Freelisting was used to identify patient and caregiver priorities. This method, borrowed from cognitive anthropology, works by asking participants to write down all words that came to mind when they thought about their (or their family member’s) illness. The approach assumes that because participants share in the experience of freely writing down their own ideas, they will achieve a shared understanding of their experiences. The researchers performed a salience analysis on the freelisting results to summarize the most important unmet needs. Caregivers were also asked to complete interviews with the study team to describe their unmet needs in greater detail.

The study population of 65 patients and 24 caregivers represented a diversity of tumor types, racial backgrounds, and kinds of caregiver relationship. Patients freelisted their unmet needs, from most to least important, as “pain,” “death,” “fear,” “family,” and “awful.” Caregivers’ needs, also ranked in descending order, were “sadness,” “time-consuming,” “support,” “anger,” “tired,” “death,” and “frustration.”

The researchers then compared these results with common supportive oncology domains (informational, physical, emotional, social, and spiritual).2 Patients’ freelisting results primarily mapped onto the physical (eg, pain) and emotional (eg, death, fear, and awful) domains, whereas caregivers’ results mostly mapped onto the emotional (eg, sadness, anger, death, and frustration) and social (eg, time-consuming and support) domains. Caregiver interviews further described the intense feelings of anger and frustration with the upheaval that dedicating themselves to a family member created in their lives, and how managing appointments and care could be extremely exasperating.

The authors conclude that professionals delivering primary palliative care should regard patients and their caregivers together as the primary unit requiring care. They suggest that patient-focused care be centered on supporting physical needs, while caregivers’ may benefit from interventions that prioritize concerns about adjusting to the demands of their supportive role as well as addressing their own physical and emotional requirements. Because caregivers’ most salient concerns focused on the massive amount of work required to manage the logistics of cancer and their family member’s physical needs, support tailored to these issues can directly improve their well-being and thus, indirectly, improve support for patients.

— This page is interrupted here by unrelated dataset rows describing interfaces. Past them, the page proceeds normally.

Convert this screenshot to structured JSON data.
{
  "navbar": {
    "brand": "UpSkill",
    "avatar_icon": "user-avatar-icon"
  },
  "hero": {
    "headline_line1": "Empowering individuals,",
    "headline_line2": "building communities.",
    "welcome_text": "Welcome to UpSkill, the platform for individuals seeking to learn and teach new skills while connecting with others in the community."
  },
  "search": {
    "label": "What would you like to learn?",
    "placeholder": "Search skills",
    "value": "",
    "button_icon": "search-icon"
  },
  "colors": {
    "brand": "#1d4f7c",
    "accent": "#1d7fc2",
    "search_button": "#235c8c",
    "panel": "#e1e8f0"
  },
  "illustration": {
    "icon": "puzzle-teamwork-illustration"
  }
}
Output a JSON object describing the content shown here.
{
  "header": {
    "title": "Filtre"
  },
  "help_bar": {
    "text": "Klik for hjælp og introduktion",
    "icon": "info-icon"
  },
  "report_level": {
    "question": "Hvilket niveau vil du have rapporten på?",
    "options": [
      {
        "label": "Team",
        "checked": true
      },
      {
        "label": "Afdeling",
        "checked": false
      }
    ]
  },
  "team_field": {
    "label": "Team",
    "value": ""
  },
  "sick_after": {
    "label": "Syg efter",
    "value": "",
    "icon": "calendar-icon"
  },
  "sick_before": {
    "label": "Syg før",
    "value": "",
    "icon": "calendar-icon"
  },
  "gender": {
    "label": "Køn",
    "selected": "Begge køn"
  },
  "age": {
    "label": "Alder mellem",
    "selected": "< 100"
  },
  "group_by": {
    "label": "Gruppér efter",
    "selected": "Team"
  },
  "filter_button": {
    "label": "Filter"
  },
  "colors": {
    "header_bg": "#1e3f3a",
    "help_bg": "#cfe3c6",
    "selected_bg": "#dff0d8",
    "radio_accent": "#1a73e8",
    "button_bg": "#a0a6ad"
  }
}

This study adds to growing body of literature3 demonstrating the need to integrate family caregivers into models of cancer care. The findings further highlight the integral, and yet unrecognized, importance of caring for the caregivers who must effectively manage their loved one’s health concerns while addressing their own, often emotionally-laden needs related to supervising logistics and coping with the implications of cancer. Primary palliative care—which is often led by oncology nurses—can be tailored to meet the needs of both patients and caregivers to ensure both parts of the dyad get the right care at the right time.

1. Levoy K, Wool J, Ashare RL, Rosa WE, Barg FK, Meghani SH. “It’s rougher on me than it is on him”: family caregiver–generated and prioritized illness concerns while patients undergo cancer treatments. JCO Oncol Pract. 2021:OP2100164. Online ahead of print.

2. Hui D, Hannon BL, Zimmermann C, Bruera E. Improving patient and caregiver outcomes in oncology: Team-based, timely, and targeted palliative care. CA Cancer J Clin. 2018;68(5):356-376.

3. Kent EE, Rowland JH, Northouse L, et al. Caring for caregivers and patients: research and clinical priorities for informal cancer caregiving. Cancer. 2016;122:1987-1995.